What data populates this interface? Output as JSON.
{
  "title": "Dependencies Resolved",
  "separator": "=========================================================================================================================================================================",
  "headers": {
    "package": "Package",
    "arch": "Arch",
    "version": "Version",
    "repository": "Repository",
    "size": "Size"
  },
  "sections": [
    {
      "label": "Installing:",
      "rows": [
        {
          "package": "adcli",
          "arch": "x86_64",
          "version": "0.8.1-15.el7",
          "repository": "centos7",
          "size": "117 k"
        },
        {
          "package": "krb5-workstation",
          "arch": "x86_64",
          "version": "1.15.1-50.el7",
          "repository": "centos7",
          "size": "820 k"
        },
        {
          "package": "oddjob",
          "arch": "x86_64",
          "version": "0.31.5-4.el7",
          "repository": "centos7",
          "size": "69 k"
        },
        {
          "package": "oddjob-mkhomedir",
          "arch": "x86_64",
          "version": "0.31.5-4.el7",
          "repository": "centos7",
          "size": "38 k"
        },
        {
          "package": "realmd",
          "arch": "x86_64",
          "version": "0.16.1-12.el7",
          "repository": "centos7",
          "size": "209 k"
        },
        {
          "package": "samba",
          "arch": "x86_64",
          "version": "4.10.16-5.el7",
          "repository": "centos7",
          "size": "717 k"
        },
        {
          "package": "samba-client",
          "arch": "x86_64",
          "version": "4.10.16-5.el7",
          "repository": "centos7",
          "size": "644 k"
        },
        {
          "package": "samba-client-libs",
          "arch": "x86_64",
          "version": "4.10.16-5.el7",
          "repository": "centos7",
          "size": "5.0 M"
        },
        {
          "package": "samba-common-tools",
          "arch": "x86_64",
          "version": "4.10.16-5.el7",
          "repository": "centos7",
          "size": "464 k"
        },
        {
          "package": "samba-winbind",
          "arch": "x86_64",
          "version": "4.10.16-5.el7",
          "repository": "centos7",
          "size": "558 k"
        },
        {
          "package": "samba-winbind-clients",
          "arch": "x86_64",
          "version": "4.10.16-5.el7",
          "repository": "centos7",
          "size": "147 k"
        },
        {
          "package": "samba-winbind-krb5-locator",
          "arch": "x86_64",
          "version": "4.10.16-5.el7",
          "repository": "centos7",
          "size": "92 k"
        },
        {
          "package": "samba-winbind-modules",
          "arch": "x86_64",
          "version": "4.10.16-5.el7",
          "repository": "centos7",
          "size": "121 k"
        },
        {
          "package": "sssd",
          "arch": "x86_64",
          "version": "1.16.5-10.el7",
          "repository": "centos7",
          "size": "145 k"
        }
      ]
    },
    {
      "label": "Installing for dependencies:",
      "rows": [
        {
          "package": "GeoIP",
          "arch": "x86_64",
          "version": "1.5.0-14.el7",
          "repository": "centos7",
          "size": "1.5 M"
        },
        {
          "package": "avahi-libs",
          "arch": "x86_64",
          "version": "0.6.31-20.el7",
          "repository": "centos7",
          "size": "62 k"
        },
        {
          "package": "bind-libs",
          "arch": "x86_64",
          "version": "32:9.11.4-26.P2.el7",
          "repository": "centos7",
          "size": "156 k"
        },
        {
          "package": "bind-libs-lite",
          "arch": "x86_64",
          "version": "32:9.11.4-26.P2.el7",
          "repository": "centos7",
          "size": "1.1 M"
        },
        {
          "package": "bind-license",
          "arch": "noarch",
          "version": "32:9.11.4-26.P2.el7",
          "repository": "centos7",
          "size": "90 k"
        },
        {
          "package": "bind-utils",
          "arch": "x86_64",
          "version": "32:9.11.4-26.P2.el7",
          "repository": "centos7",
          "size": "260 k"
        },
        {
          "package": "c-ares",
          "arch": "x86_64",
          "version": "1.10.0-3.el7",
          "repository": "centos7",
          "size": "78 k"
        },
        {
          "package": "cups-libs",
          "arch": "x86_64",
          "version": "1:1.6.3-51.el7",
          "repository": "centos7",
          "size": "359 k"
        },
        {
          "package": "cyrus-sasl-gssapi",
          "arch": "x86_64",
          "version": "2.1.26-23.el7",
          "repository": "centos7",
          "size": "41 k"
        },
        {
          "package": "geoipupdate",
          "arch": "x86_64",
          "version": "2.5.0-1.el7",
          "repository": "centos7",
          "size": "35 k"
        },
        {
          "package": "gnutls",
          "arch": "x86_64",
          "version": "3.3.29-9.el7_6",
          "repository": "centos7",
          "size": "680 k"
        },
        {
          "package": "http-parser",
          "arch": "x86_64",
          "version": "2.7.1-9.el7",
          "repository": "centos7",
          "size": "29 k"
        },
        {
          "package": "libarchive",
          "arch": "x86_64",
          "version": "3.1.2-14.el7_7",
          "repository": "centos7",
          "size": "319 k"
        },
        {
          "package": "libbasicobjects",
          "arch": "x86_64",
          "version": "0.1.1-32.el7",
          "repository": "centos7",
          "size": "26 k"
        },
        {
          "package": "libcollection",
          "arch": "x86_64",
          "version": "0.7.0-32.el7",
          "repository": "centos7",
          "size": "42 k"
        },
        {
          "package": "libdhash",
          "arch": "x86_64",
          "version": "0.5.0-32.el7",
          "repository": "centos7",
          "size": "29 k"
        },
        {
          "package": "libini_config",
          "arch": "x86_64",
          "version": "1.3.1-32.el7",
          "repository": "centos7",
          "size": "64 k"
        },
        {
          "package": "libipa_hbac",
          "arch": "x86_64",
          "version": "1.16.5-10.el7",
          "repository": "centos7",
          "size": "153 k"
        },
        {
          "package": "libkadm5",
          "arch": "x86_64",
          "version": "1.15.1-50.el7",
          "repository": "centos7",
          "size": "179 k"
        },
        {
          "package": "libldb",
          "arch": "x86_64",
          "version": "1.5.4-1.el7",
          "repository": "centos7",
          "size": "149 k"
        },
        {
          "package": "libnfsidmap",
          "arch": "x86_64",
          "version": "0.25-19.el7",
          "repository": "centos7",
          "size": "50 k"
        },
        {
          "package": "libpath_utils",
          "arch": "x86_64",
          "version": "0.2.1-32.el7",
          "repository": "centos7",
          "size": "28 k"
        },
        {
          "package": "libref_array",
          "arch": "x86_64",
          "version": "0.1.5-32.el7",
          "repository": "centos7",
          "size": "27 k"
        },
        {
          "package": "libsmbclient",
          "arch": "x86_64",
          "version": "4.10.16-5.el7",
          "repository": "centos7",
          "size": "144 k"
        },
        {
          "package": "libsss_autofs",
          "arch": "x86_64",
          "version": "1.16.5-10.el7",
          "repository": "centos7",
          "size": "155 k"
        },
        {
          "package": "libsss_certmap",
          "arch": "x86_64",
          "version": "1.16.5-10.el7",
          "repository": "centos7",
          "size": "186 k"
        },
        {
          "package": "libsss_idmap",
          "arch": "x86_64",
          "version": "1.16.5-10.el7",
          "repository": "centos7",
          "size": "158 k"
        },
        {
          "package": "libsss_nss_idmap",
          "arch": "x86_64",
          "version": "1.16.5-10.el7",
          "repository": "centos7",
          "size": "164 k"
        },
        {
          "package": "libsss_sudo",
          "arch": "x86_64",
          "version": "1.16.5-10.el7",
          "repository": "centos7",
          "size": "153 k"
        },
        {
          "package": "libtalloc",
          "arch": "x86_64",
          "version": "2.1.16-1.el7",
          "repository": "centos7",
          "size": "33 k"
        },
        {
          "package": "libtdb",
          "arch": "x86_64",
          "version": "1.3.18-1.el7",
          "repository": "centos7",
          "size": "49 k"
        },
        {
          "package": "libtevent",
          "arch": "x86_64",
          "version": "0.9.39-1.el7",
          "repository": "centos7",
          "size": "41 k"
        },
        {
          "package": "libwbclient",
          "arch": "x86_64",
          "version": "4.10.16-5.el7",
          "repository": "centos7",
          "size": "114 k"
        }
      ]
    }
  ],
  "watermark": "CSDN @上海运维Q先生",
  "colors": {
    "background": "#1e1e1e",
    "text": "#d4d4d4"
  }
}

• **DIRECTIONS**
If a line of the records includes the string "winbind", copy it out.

• **SOLUTION**
          "package": "samba-winbind",
          "package": "samba-winbind-clients",
          "package": "samba-winbind-krb5-locator",
          "package": "samba-winbind-modules",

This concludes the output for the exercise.